To add to the list of additional recommended destinations, you may also check out the ruined Sandsfoot Castle that sits on the cliffs along the Rodwell Trail. Henry VIII ordered the construction of the artillery fort, but by the early 18th century it had fallen into ruin.
#7 Zoom along the water on the wildlife RIB tour
Nothe Fort and the Georgian coastline can also be seen on a boat tour of Weymouth Harbour.
Our crewmates from Weymouth Bay Rib Charters and I signed up for an hour-long RIB tour, and we immediately set out to sail around the enormous cruise ships, including the true monster called Norwegian Bliss, where we waved happily to the passengers on board. Weymouth’s two resident dolphins, both randomly named Gary, are on the trip. It was entertaining, but unfortunately, there were no Garys in attendance.
#8 Meet the penguins at Weymouth SEA LIFE Adventure Park
If you’re as much of a fan of penguins and seals as I am, then you should go to Weymouth SEA LIFE Adventure Park in Dorset for a morning. Fairy penguins and Humboldt Penguins reside in the middle of the ice; as adorable as they are, they have never let me down in terms of cuteness.

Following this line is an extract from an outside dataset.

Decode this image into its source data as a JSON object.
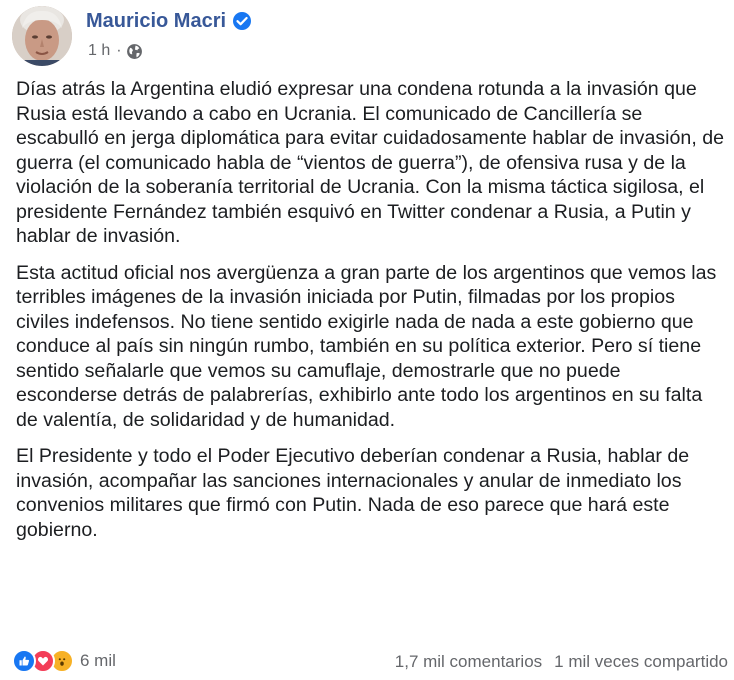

One of the newest features is the blue-spotted stingrays in the Tropical Lagoon, which are in the middle of the center. It was a lot of fun spending time at the Shipwreck region, where there were sea goblins, spotted seductive shrimp, and upside-down jellyfish.
#9 Visit one of the UK’s coolest cocktail bars
While there are several quality pubs and bars in Weymouth, the PlayYard Cocktail Bar on St Thomas Street provides a notch above the rest.
Flowery decor that features multiple blooming trees, local artwork, and a ceiling pattern with a geometric motif added; the bar also opened in the wake of the epidemic and was a hit with the villagers ever since.
Their cocktails rely on scientific trickery to make the liquids bubble and smoke.
After sampling various rum-based cocktails, we found the Volcano Rum-Strawberry Volcano to be our favorite. Tasty, and critically, not too sugary.
Most cocktails cost about £8, are plentiful in both flavor and quantity, and are served in various sized glasses.
#10 Tuck into a great British curry at Shalims
There’s no better way to enjoy a curry than dining at Shalims. A mouth-watering buffet of classic curries and chef specials is served at the British Indian curry eatery that opened in 2000 on Commercial Road.
The place was crowded on a Monday night, so we dined there. I went with the Balti Special Masala’s saffron rice and was totally blown away by the flavors. I see a large smile on my husband’s face, and he appears to have enjoyed the Laal Maas, spicy lamb curry with ginger and garlic. We arrived at Weymouth, and it was the perfect way to end our time there.